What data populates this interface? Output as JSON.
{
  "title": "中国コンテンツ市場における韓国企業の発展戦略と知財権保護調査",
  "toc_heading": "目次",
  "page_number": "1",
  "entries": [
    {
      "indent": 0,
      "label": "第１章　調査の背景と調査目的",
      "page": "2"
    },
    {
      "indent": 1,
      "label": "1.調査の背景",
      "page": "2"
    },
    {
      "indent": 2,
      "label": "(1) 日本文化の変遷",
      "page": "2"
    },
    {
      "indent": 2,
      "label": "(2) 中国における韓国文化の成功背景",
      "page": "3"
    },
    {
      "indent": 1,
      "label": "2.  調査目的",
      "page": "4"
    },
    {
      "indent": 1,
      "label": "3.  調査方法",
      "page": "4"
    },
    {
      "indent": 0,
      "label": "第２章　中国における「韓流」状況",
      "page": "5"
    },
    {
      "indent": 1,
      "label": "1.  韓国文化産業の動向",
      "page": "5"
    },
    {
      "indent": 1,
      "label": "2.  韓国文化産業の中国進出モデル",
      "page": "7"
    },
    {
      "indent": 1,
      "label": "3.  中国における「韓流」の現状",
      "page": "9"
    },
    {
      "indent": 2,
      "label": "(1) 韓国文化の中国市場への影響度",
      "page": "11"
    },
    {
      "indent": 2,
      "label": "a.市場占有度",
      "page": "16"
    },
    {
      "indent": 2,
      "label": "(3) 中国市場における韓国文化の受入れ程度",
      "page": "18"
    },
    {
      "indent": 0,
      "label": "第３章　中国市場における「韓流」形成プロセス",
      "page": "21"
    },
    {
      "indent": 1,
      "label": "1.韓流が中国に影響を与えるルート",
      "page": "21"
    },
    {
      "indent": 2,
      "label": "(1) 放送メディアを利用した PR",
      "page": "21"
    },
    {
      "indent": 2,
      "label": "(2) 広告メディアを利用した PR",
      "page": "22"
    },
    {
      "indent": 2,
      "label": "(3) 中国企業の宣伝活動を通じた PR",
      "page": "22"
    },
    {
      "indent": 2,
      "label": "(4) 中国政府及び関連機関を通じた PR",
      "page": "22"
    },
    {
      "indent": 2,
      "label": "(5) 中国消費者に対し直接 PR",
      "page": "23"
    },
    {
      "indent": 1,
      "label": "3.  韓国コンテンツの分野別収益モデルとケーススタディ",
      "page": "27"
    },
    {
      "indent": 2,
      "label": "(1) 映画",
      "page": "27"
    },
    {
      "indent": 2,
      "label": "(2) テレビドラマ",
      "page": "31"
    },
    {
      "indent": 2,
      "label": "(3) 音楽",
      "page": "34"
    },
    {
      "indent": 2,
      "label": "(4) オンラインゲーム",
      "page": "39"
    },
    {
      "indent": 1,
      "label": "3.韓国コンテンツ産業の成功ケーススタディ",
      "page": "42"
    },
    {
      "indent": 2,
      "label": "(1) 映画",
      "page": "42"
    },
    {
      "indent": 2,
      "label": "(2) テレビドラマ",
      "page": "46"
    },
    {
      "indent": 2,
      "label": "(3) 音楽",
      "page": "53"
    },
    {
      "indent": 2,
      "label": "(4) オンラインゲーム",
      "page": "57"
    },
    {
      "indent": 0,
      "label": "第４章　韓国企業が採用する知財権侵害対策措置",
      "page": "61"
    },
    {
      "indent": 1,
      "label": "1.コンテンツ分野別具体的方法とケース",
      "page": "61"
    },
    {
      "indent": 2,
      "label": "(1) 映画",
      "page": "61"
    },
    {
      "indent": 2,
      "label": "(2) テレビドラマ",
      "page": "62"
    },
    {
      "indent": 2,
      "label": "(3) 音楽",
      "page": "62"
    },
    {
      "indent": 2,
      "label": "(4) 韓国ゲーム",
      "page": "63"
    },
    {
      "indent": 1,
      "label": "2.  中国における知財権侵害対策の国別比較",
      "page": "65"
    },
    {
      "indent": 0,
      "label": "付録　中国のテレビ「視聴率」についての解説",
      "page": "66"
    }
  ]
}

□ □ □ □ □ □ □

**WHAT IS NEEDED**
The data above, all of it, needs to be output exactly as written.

**OUTPUT OF THE EXERCISE**
What data populates this interface? Output as JSON.
{
  "title": "中国コンテンツ市場における韓国企業の発展戦略と知財権保護調査",
  "toc_heading": "目次",
  "page_number": "1",
  "entries": [
    {
      "indent": 0,
      "label": "第１章　調査の背景と調査目的",
      "page": "2"
    },
    {
      "indent": 1,
      "label": "1.調査の背景",
      "page": "2"
    },
    {
      "indent": 2,
      "label": "(1) 日本文化の変遷",
      "page": "2"
    },
    {
      "indent": 2,
      "label": "(2) 中国における韓国文化の成功背景",
      "page": "3"
    },
    {
      "indent": 1,
      "label": "2.  調査目的",
      "page": "4"
    },
    {
      "indent": 1,
      "label": "3.  調査方法",
      "page": "4"
    },
    {
      "indent": 0,
      "label": "第２章　中国における「韓流」状況",
      "page": "5"
    },
    {
      "indent": 1,
      "label": "1.  韓国文化産業の動向",
      "page": "5"
    },
    {
      "indent": 1,
      "label": "2.  韓国文化産業の中国進出モデル",
      "page": "7"
    },
    {
      "indent": 1,
      "label": "3.  中国における「韓流」の現状",
      "page": "9"
    },
    {
      "indent": 2,
      "label": "(1) 韓国文化の中国市場への影響度",
      "page": "11"
    },
    {
      "indent": 2,
      "label": "a.市場占有度",
      "page": "16"
    },
    {
      "indent": 2,
      "label": "(3) 中国市場における韓国文化の受入れ程度",
      "page": "18"
    },
    {
      "indent": 0,
      "label": "第３章　中国市場における「韓流」形成プロセス",
      "page": "21"
    },
    {
      "indent": 1,
      "label": "1.韓流が中国に影響を与えるルート",
      "page": "21"
    },
    {
      "indent": 2,
      "label": "(1) 放送メディアを利用した PR",
      "page": "21"
    },
    {
      "indent": 2,
      "label": "(2) 広告メディアを利用した PR",
      "page": "22"
    },
    {
      "indent": 2,
      "label": "(3) 中国企業の宣伝活動を通じた PR",
      "page": "22"
    },
    {
      "indent": 2,
      "label": "(4) 中国政府及び関連機関を通じた PR",
      "page": "22"
    },
    {
      "indent": 2,
      "label": "(5) 中国消費者に対し直接 PR",
      "page": "23"
    },
    {
      "indent": 1,
      "label": "3.  韓国コンテンツの分野別収益モデルとケーススタディ",
      "page": "27"
    },
    {
      "indent": 2,
      "label": "(1) 映画",
      "page": "27"
    },
    {
      "indent": 2,
      "label": "(2) テレビドラマ",
      "page": "31"
    },
    {
      "indent": 2,
      "label": "(3) 音楽",
      "page": "34"
    },
    {
      "indent": 2,
      "label": "(4) オンラインゲーム",
      "page": "39"
    },
    {
      "indent": 1,
      "label": "3.韓国コンテンツ産業の成功ケーススタディ",
      "page": "42"
    },
    {
      "indent": 2,
      "label": "(1) 映画",
      "page": "42"
    },
    {
      "indent": 2,
      "label": "(2) テレビドラマ",
      "page": "46"
    },
    {
      "indent": 2,
      "label": "(3) 音楽",
      "page": "53"
    },
    {
      "indent": 2,
      "label": "(4) オンラインゲーム",
      "page": "57"
    },
    {
      "indent": 0,
      "label": "第４章　韓国企業が採用する知財権侵害対策措置",
      "page": "61"
    },
    {
      "indent": 1,
      "label": "1.コンテンツ分野別具体的方法とケース",
      "page": "61"
    },
    {
      "indent": 2,
      "label": "(1) 映画",
      "page": "61"
    },
    {
      "indent": 2,
      "label": "(2) テレビドラマ",
      "page": "62"
    },
    {
      "indent": 2,
      "label": "(3) 音楽",
      "page": "62"
    },
    {
      "indent": 2,
      "label": "(4) 韓国ゲーム",
      "page": "63"
    },
    {
      "indent": 1,
      "label": "2.  中国における知財権侵害対策の国別比較",
      "page": "65"
    },
    {
      "indent": 0,
      "label": "付録　中国のテレビ「視聴率」についての解説",
      "page": "66"
    }
  ]
}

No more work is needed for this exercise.